As part of our Women in Water series, started on International Women’s Day, we are interviewing women across the world who are dedicated to the protection of the water and the environment, and the use of technology to do so. This week, we met with Kirsten Adams, an AQUARIUS user at the Department of Primary Industries, Parks, Water and Environment (DPIPWE), and Lynn Landry, a WaterTrax user at Metro Vancouver.
As part of our Women in Water series, started on International Women’s Day, we are interviewing women across the world who are dedicated to the protection of the water and the environment, and the use of technology to do so. This week, we met with Donna Hollis, an AQUARIUS user from TasWater, and Alice Ohrtmann, a Linko user from Rock River Water Reclamation District.
The most passionate people involved in the water monitoring industry all care deeply about the preservation of traceable provenance for their data. To people on the outside this can seem like an indulgence that adds a burden of work to the data management process with little apparent benefit. The benefit is ‘verifiable truth’, a distinction with little value. Until it matters!

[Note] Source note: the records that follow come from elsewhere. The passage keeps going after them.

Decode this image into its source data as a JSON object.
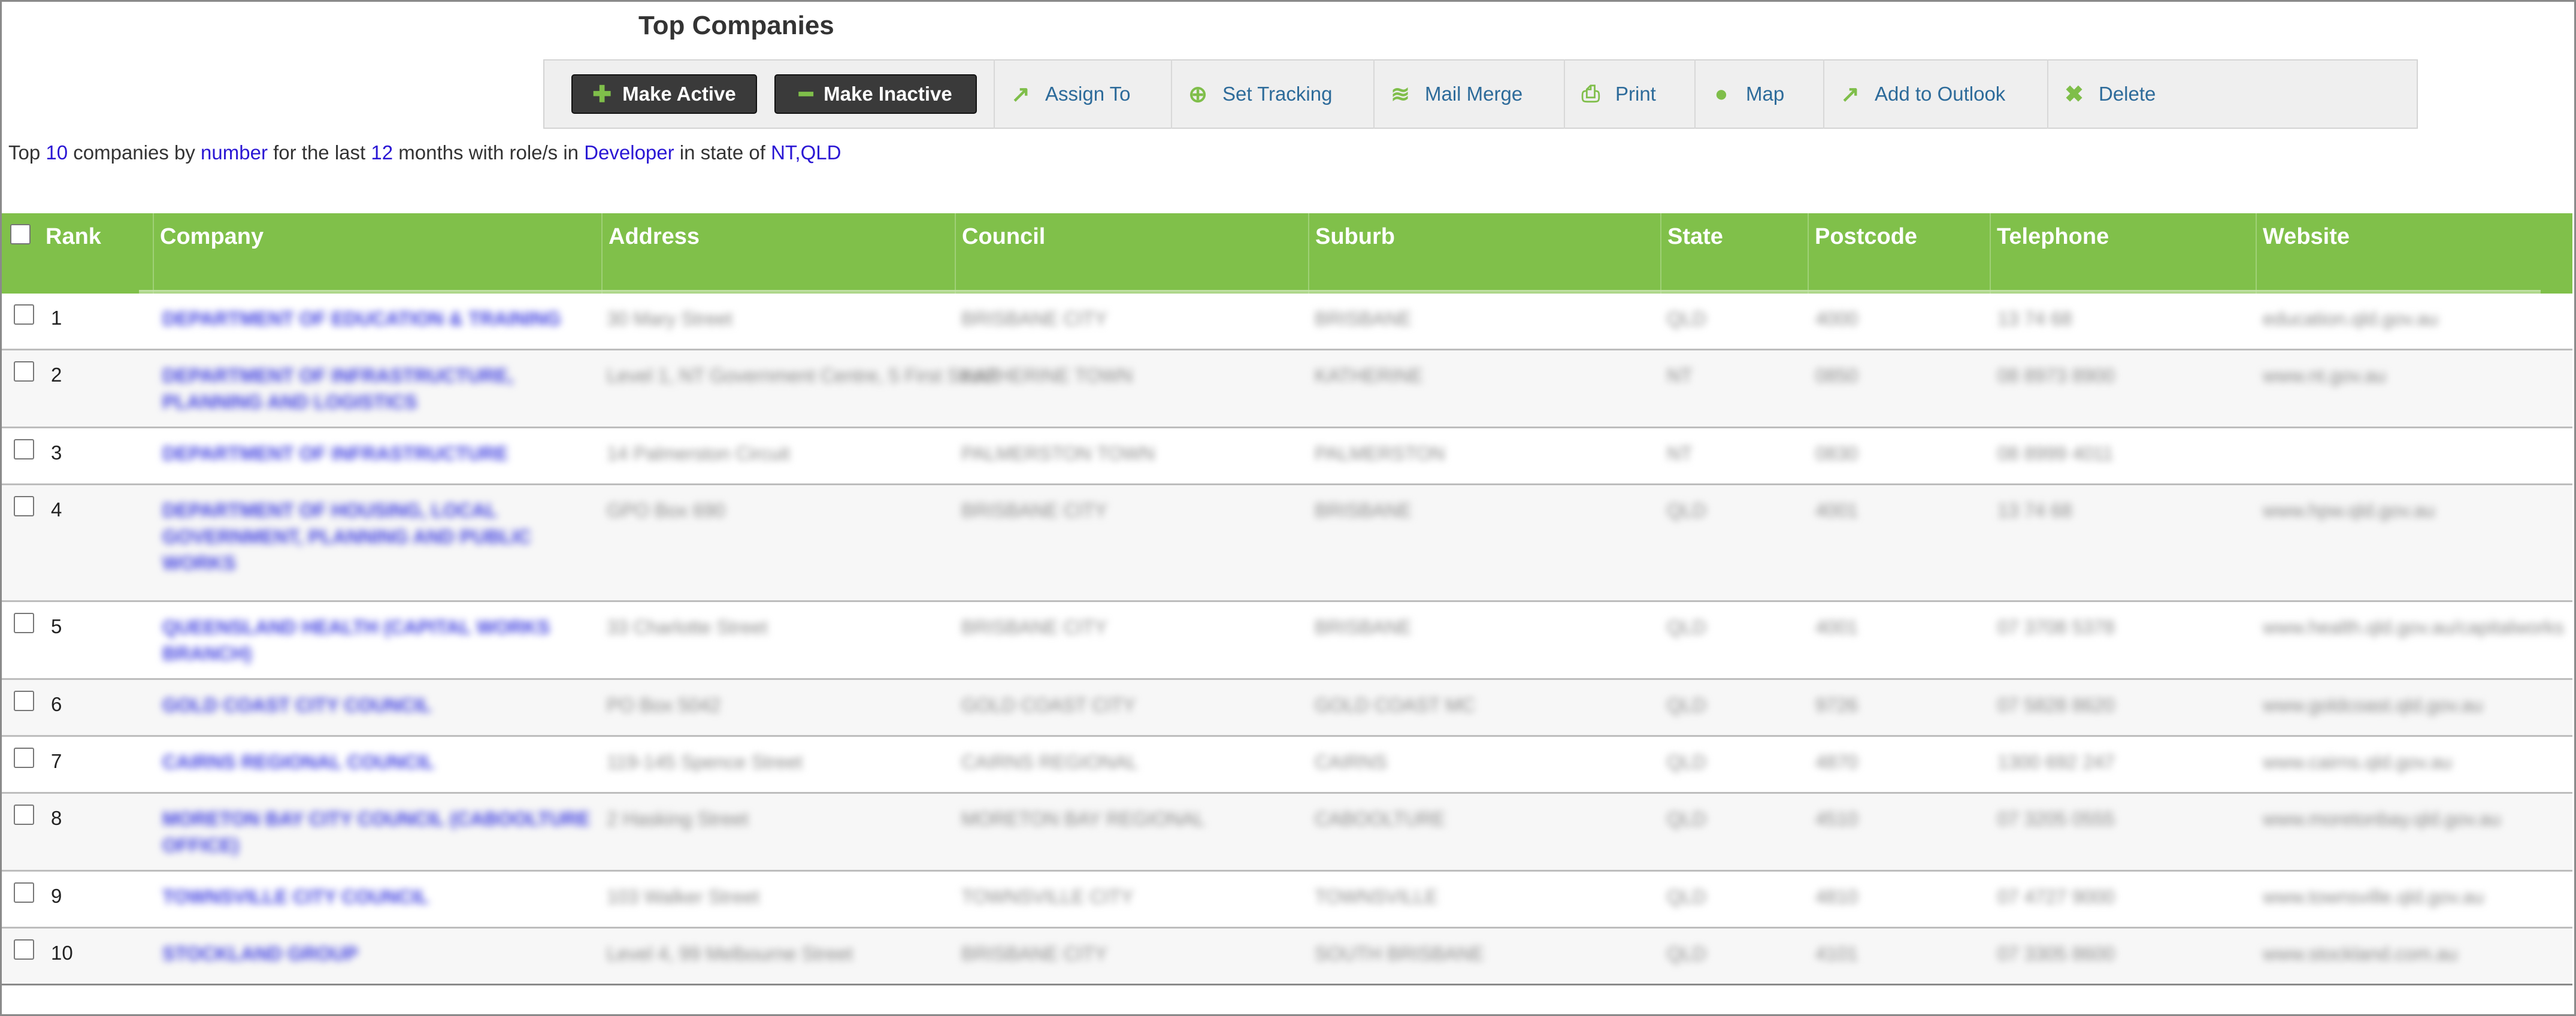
{
  "page_title": "Top Companies",
  "toolbar": {
    "make_active": "Make Active",
    "make_inactive": "Make Inactive",
    "assign_to": "Assign To",
    "set_tracking": "Set Tracking",
    "mail_merge": "Mail Merge",
    "print": "Print",
    "map": "Map",
    "add_to_outlook": "Add to Outlook",
    "delete": "Delete"
  },
  "summary": {
    "t1": "Top ",
    "count": "10",
    "t2": " companies by ",
    "metric": "number",
    "t3": " for the last ",
    "months": "12",
    "t4": " months with role/s in ",
    "role": "Developer",
    "t5": " in state of ",
    "states": "NT,QLD"
  },
  "table": {
    "columns": [
      "Rank",
      "Company",
      "Address",
      "Council",
      "Suburb",
      "State",
      "Postcode",
      "Telephone",
      "Website"
    ],
    "rows": [
      {
        "rank": "1",
        "company": "DEPARTMENT OF EDUCATION & TRAINING",
        "address": "30 Mary Street",
        "council": "BRISBANE CITY",
        "suburb": "BRISBANE",
        "state": "QLD",
        "postcode": "4000",
        "telephone": "13 74 68",
        "website": "education.qld.gov.au"
      },
      {
        "rank": "2",
        "company": "DEPARTMENT OF INFRASTRUCTURE, PLANNING AND LOGISTICS",
        "address": "Level 1, NT Government Centre, 5 First Street",
        "council": "KATHERINE TOWN",
        "suburb": "KATHERINE",
        "state": "NT",
        "postcode": "0850",
        "telephone": "08 8973 8900",
        "website": "www.nt.gov.au"
      },
      {
        "rank": "3",
        "company": "DEPARTMENT OF INFRASTRUCTURE",
        "address": "14 Palmerston Circuit",
        "council": "PALMERSTON TOWN",
        "suburb": "PALMERSTON",
        "state": "NT",
        "postcode": "0830",
        "telephone": "08 8999 4011",
        "website": ""
      },
      {
        "rank": "4",
        "company": "DEPARTMENT OF HOUSING, LOCAL GOVERNMENT, PLANNING AND PUBLIC WORKS",
        "address": "GPO Box 690",
        "council": "BRISBANE CITY",
        "suburb": "BRISBANE",
        "state": "QLD",
        "postcode": "4001",
        "telephone": "13 74 68",
        "website": "www.hpw.qld.gov.au"
      },
      {
        "rank": "5",
        "company": "QUEENSLAND HEALTH (CAPITAL WORKS BRANCH)",
        "address": "33 Charlotte Street",
        "council": "BRISBANE CITY",
        "suburb": "BRISBANE",
        "state": "QLD",
        "postcode": "4001",
        "telephone": "07 3708 5378",
        "website": "www.health.qld.gov.au/capitalworks"
      },
      {
        "rank": "6",
        "company": "GOLD COAST CITY COUNCIL",
        "address": "PO Box 5042",
        "council": "GOLD COAST CITY",
        "suburb": "GOLD COAST MC",
        "state": "QLD",
        "postcode": "9726",
        "telephone": "07 5828 8620",
        "website": "www.goldcoast.qld.gov.au"
      },
      {
        "rank": "7",
        "company": "CAIRNS REGIONAL COUNCIL",
        "address": "119-145 Spence Street",
        "council": "CAIRNS REGIONAL",
        "suburb": "CAIRNS",
        "state": "QLD",
        "postcode": "4870",
        "telephone": "1300 692 247",
        "website": "www.cairns.qld.gov.au"
      },
      {
        "rank": "8",
        "company": "MORETON BAY CITY COUNCIL (CABOOLTURE OFFICE)",
        "address": "2 Hasking Street",
        "council": "MORETON BAY REGIONAL",
        "suburb": "CABOOLTURE",
        "state": "QLD",
        "postcode": "4510",
        "telephone": "07 3205 0555",
        "website": "www.moretonbay.qld.gov.au"
      },
      {
        "rank": "9",
        "company": "TOWNSVILLE CITY COUNCIL",
        "address": "103 Walker Street",
        "council": "TOWNSVILLE CITY",
        "suburb": "TOWNSVILLE",
        "state": "QLD",
        "postcode": "4810",
        "telephone": "07 4727 9000",
        "website": "www.townsville.qld.gov.au"
      },
      {
        "rank": "10",
        "company": "STOCKLAND GROUP",
        "address": "Level 4, 99 Melbourne Street",
        "council": "BRISBANE CITY",
        "suburb": "SOUTH BRISBANE",
        "state": "QLD",
        "postcode": "4101",
        "telephone": "07 3305 8600",
        "website": "www.stockland.com.au"
      }
    ]
  },
  "colors": {
    "header_green": "#80c04a",
    "link_blue": "#2a16d4",
    "toolbar_link": "#2d6b9a",
    "icon_green": "#7fbe4a"
  },
  "icons": [
    "plus-icon",
    "minus-icon",
    "arrow-up-right-icon",
    "crosshair-icon",
    "layers-icon",
    "printer-icon",
    "map-pin-icon",
    "close-icon"
  ]
}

I have been playing around with Paul Whitfield and Jennifer Dierauer’s Flowscreen R package designed for detecting trends and changepoints in hydrological time series and it got me thinking about how time series data analysis may be becoming an endangered activity. The immediate priority for any monitoring agency is to provide data for urgent requirements. Real-time data dissemination is king. You need to go well down the list of urgencies before you come to the requirements of future generations of hydrologists who have not yet been born.
A different point of view changes nothing but it can change everything. Last week I wrote about how unmanned Aerial Vehicles (UAV), also known as drones, could be used for Large Scale Particle image Velocimetry (LSPIV) to get surface velocity measurements, which when combined with surveyed cross-sections can produce extreme flow gaugings. That same drone, equipped with the same camera, can also provide the cross-sectional information needed to complete the job.

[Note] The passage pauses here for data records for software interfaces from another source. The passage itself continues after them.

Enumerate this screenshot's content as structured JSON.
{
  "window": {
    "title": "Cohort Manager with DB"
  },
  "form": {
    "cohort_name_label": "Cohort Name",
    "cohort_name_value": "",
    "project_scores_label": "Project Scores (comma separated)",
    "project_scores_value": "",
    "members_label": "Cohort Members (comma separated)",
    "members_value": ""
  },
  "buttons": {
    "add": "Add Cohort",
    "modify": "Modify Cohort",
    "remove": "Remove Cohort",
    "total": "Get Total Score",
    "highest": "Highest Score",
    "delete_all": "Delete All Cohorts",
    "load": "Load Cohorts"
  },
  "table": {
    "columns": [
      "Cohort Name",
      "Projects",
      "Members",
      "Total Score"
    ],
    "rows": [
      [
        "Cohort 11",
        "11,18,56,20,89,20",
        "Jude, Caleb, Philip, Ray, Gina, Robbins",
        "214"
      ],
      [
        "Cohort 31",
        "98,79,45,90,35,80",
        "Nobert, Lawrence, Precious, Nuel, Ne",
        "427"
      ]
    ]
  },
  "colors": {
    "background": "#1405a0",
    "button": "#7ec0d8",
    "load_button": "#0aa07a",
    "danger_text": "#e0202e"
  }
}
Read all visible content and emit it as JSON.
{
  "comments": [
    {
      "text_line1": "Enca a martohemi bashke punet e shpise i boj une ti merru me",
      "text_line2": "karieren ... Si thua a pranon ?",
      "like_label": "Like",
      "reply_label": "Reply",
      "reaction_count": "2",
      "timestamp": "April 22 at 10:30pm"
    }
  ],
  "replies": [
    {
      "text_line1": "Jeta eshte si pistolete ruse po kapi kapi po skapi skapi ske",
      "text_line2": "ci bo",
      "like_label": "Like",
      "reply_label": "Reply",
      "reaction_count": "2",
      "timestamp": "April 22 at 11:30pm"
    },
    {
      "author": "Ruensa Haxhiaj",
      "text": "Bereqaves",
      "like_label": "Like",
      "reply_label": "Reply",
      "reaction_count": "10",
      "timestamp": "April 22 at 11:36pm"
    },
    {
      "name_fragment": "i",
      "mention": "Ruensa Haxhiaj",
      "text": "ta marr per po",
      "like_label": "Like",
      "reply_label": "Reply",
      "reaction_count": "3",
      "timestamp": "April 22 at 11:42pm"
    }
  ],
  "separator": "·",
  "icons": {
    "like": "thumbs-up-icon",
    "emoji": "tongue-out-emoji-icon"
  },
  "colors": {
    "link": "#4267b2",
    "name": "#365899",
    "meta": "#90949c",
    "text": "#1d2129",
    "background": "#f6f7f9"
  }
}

Incremental change is an insidious thing. Like a frog in a pot of water on the stove it can be difficult to know what is going on when your attention is moment-to-moment. It could be that from day-to-day there is no noticeable change but year-to-year there is major change and decade-to-decade there is transformative change. The business of water monitoring is vastly different than when I was in the field.
The spacecraft New Horizons is on schedule to get a good view of Pluto on July 14th 2015. We should soon have some measurements that will help determine how much of the icy planet is made up of water. On board New Horizons are instruments like Ralph, Alice, Rex, and Lorri. The requirements for these…
Wow. What next? Northwest Cable News reports that a homemade bomb was used to completely obliterate a USGS gauge on the White River. The gauge is so critical for flood protection that USGS technicians replaced it within a matter of hours. I had thought I had seen the ultimate in gauge vandalism when I was…
Gravity Recovery and Climate Experiment Mission (GRACE) data is being streamed to Time Square in New York City until April 22nd in honor of World Water Day. If you haven’t heard about GRACE, you should check it out http://www.csr.utexas.edu/grace/. The earth is a closed system so when water leaves one region it will appear somewhere…